Background: Guidelines and Class I AHA/ACCF recommendations suggest that high volume percutaneous coronary interventions (PCI) centers produce better patient outcomes than lower-volume centers. Although limited research suggests that volume matters, most of this research is not current, and was not conducted using hospitals from a fully developed regionalized system of care.
Objective: To assess the relationship between hospital PCI volumes and two key patient outcomes: door-to-balloon (D2B) and mortality.

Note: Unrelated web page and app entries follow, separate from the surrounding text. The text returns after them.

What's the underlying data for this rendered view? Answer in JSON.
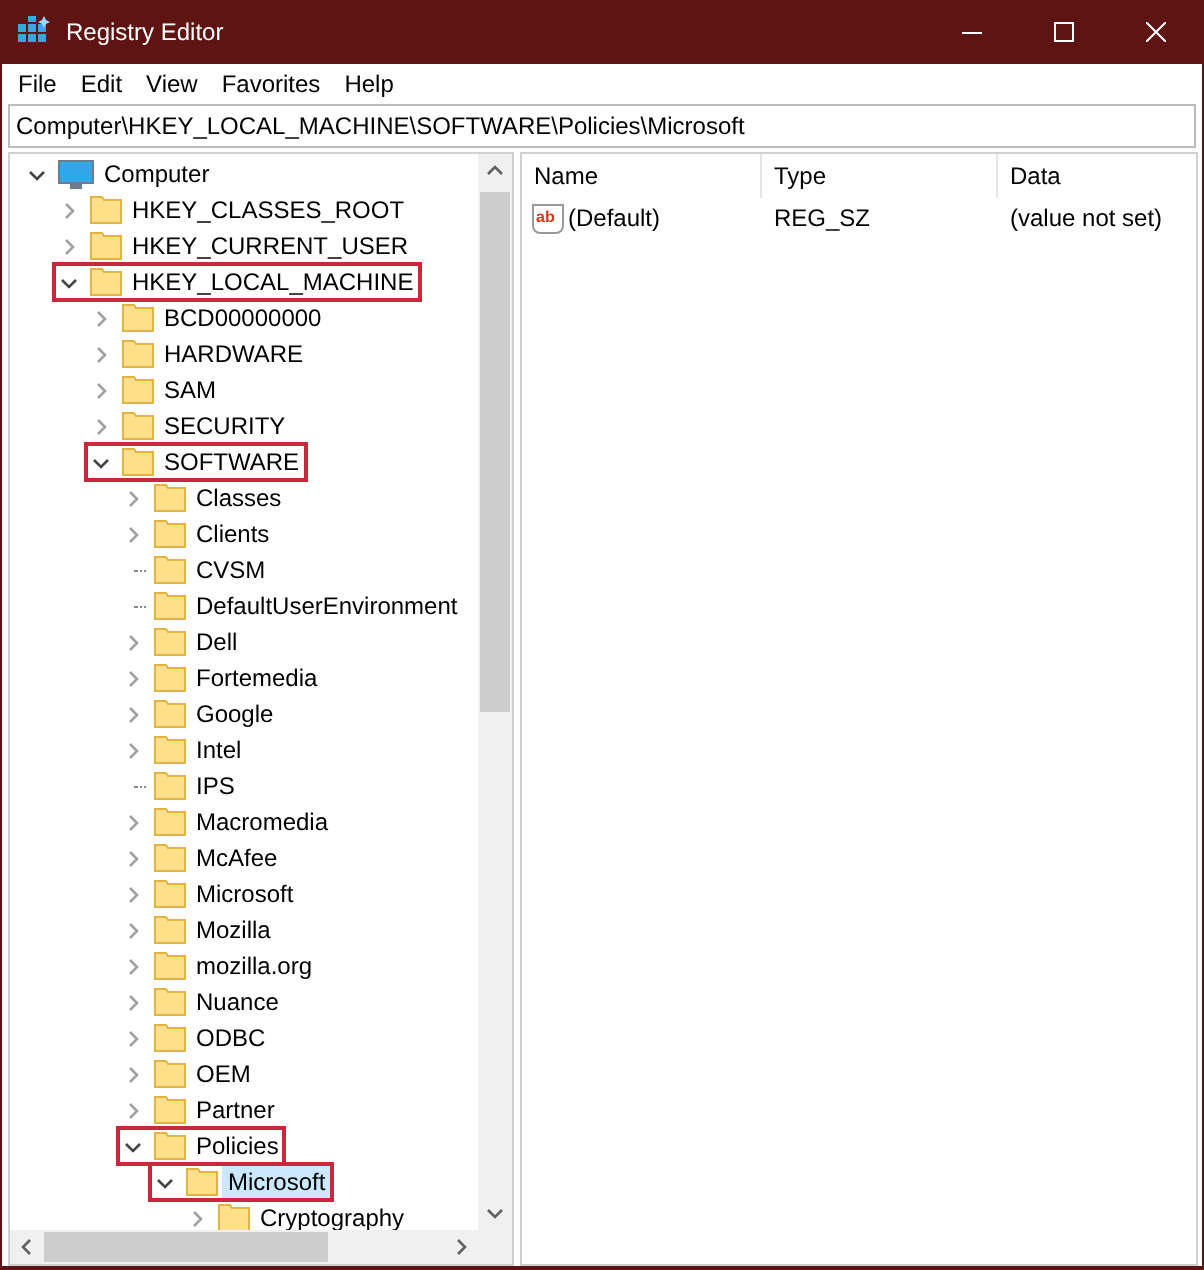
{
  "window": {
    "title": "Registry Editor"
  },
  "menu": [
    "File",
    "Edit",
    "View",
    "Favorites",
    "Help"
  ],
  "address": {
    "value": "Computer\\HKEY_LOCAL_MACHINE\\SOFTWARE\\Policies\\Microsoft"
  },
  "tree": [
    {
      "label": "Computer",
      "kind": "computer",
      "expanded": true,
      "selected": false,
      "highlighted": false,
      "children": [
        {
          "label": "HKEY_CLASSES_ROOT",
          "kind": "branch",
          "expanded": false,
          "selected": false,
          "highlighted": false
        },
        {
          "label": "HKEY_CURRENT_USER",
          "kind": "branch",
          "expanded": false,
          "selected": false,
          "highlighted": false
        },
        {
          "label": "HKEY_LOCAL_MACHINE",
          "kind": "branch",
          "expanded": true,
          "selected": false,
          "highlighted": true,
          "children": [
            {
              "label": "BCD00000000",
              "kind": "branch",
              "expanded": false,
              "selected": false,
              "highlighted": false
            },
            {
              "label": "HARDWARE",
              "kind": "branch",
              "expanded": false,
              "selected": false,
              "highlighted": false
            },
            {
              "label": "SAM",
              "kind": "branch",
              "expanded": false,
              "selected": false,
              "highlighted": false
            },
            {
              "label": "SECURITY",
              "kind": "branch",
              "expanded": false,
              "selected": false,
              "highlighted": false
            },
            {
              "label": "SOFTWARE",
              "kind": "branch",
              "expanded": true,
              "selected": false,
              "highlighted": true,
              "children": [
                {
                  "label": "Classes",
                  "kind": "branch",
                  "expanded": false,
                  "selected": false,
                  "highlighted": false
                },
                {
                  "label": "Clients",
                  "kind": "branch",
                  "expanded": false,
                  "selected": false,
                  "highlighted": false
                },
                {
                  "label": "CVSM",
                  "kind": "leaf",
                  "expanded": false,
                  "selected": false,
                  "highlighted": false
                },
                {
                  "label": "DefaultUserEnvironment",
                  "kind": "leaf",
                  "expanded": false,
                  "selected": false,
                  "highlighted": false
                },
                {
                  "label": "Dell",
                  "kind": "branch",
                  "expanded": false,
                  "selected": false,
                  "highlighted": false
                },
                {
                  "label": "Fortemedia",
                  "kind": "branch",
                  "expanded": false,
                  "selected": false,
                  "highlighted": false
                },
                {
                  "label": "Google",
                  "kind": "branch",
                  "expanded": false,
                  "selected": false,
                  "highlighted": false
                },
                {
                  "label": "Intel",
                  "kind": "branch",
                  "expanded": false,
                  "selected": false,
                  "highlighted": false
                },
                {
                  "label": "IPS",
                  "kind": "leaf",
                  "expanded": false,
                  "selected": false,
                  "highlighted": false
                },
                {
                  "label": "Macromedia",
                  "kind": "branch",
                  "expanded": false,
                  "selected": false,
                  "highlighted": false
                },
                {
                  "label": "McAfee",
                  "kind": "branch",
                  "expanded": false,
                  "selected": false,
                  "highlighted": false
                },
                {
                  "label": "Microsoft",
                  "kind": "branch",
                  "expanded": false,
                  "selected": false,
                  "highlighted": false
                },
                {
                  "label": "Mozilla",
                  "kind": "branch",
                  "expanded": false,
                  "selected": false,
                  "highlighted": false
                },
                {
                  "label": "mozilla.org",
                  "kind": "branch",
                  "expanded": false,
                  "selected": false,
                  "highlighted": false
                },
                {
                  "label": "Nuance",
                  "kind": "branch",
                  "expanded": false,
                  "selected": false,
                  "highlighted": false
                },
                {
                  "label": "ODBC",
                  "kind": "branch",
                  "expanded": false,
                  "selected": false,
                  "highlighted": false
                },
                {
                  "label": "OEM",
                  "kind": "branch",
                  "expanded": false,
                  "selected": false,
                  "highlighted": false
                },
                {
                  "label": "Partner",
                  "kind": "branch",
                  "expanded": false,
                  "selected": false,
                  "highlighted": false
                },
                {
                  "label": "Policies",
                  "kind": "branch",
                  "expanded": true,
                  "selected": false,
                  "highlighted": true,
                  "children": [
                    {
                      "label": "Microsoft",
                      "kind": "branch",
                      "expanded": true,
                      "selected": true,
                      "highlighted": true,
                      "children": [
                        {
                          "label": "Cryptography",
                          "kind": "branch",
                          "expanded": false,
                          "selected": false,
                          "highlighted": false
                        }
                      ]
                    }
                  ]
                }
              ]
            }
          ]
        }
      ]
    }
  ],
  "list": {
    "columns": [
      "Name",
      "Type",
      "Data"
    ],
    "rows": [
      {
        "icon": "ab",
        "name": "(Default)",
        "type": "REG_SZ",
        "data": "(value not set)"
      }
    ]
  }
}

Methods: We examined 9,674 STEMI patients who underwent primary percutaneous intervention and 18,539 non-STEMI patients. We relied on data from a developed regional system of care in Dallas County, which has been organized for the last five year and represents 33 PCI-capable hospitals. We used data extracted from the National Cardiovascular Data Registry Action Registry from the 2010-2015. Center volume was divided into three groups: low (<200 PCIs/year), intermediate (between 200-400 PCIs/year), and high (>400 PCIs /year) volumes. We analyzed the data using general linear regression model and logistics regressions. We incorporated institutional covariates as controls, including hospital size (number of beds), teaching status, geographic location (suburban, urban), and percent of managed care. Further, we controlled for patient-level differences by incorporating type of transportation (self, EMS), patient age and gender, and patient’s condition on presentation (shock, heart failure).

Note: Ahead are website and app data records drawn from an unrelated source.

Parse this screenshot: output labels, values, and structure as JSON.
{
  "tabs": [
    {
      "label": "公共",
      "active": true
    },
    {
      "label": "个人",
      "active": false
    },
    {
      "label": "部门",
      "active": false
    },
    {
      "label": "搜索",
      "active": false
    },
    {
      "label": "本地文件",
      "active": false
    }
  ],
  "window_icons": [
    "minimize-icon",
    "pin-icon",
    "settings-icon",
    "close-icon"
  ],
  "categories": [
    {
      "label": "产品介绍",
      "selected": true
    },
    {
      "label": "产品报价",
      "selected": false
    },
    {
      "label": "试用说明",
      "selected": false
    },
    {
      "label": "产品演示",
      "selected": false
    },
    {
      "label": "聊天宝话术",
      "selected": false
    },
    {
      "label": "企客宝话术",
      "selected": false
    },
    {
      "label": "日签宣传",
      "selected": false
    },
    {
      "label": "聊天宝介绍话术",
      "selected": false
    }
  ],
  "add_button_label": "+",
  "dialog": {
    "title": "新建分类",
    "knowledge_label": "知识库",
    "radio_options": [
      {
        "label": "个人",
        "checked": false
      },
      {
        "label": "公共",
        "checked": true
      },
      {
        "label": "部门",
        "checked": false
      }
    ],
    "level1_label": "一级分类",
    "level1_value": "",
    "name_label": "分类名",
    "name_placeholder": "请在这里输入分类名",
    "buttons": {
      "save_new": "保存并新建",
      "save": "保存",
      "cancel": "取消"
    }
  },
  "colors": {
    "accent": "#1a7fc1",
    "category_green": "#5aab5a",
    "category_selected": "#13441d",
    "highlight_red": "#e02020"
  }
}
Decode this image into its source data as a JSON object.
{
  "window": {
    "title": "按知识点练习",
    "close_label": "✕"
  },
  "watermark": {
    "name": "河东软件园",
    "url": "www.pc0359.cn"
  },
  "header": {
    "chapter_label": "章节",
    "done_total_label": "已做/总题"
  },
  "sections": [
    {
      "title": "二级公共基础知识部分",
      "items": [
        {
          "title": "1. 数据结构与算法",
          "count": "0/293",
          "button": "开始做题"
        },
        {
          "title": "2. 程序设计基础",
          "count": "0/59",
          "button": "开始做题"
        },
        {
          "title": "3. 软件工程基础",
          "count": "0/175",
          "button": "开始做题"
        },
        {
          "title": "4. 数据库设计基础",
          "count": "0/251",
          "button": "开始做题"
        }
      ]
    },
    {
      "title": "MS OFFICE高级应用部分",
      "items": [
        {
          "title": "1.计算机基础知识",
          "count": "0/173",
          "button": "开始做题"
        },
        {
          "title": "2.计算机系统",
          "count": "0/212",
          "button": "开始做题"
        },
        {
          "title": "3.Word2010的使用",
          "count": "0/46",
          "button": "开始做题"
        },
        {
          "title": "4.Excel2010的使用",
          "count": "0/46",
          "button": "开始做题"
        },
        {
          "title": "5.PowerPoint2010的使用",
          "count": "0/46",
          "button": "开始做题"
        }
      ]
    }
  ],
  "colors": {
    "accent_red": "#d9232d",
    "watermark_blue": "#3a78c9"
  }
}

Results: Mortality and door-to-balloon time were examined for each group. Unadjusted mortality rate and door-to-balloon time were significantly higher in low-volume hospitals compared with high-volume hospitals (6.2% versus 4.2%, p<0.001; 187 min. versus 114 min., p<0.005, respectively). Statistically significant association was found between volume of PCIs and D2B for those who underwent ST-elevation myocardial infarction groups. Intermediate- and high-volume centers are more likely to shorten the D2B compared to low-volume centers (OR: 3.08, P<0.04; OR: 1.29, P<0.001). Mortality was no longer significant in the multivariate analysis, adjusting for other covariates. Overall, high volume operators had better outcomes than low volume operators.
Conclusions: The higher-volume PCI hospitals have significantly reduced treatment times. This analysis of contemporary PCI suggests that volume persists as a significant influence on outcomes for STEMI, even in amidst growth of sophisticated, regional systems of care.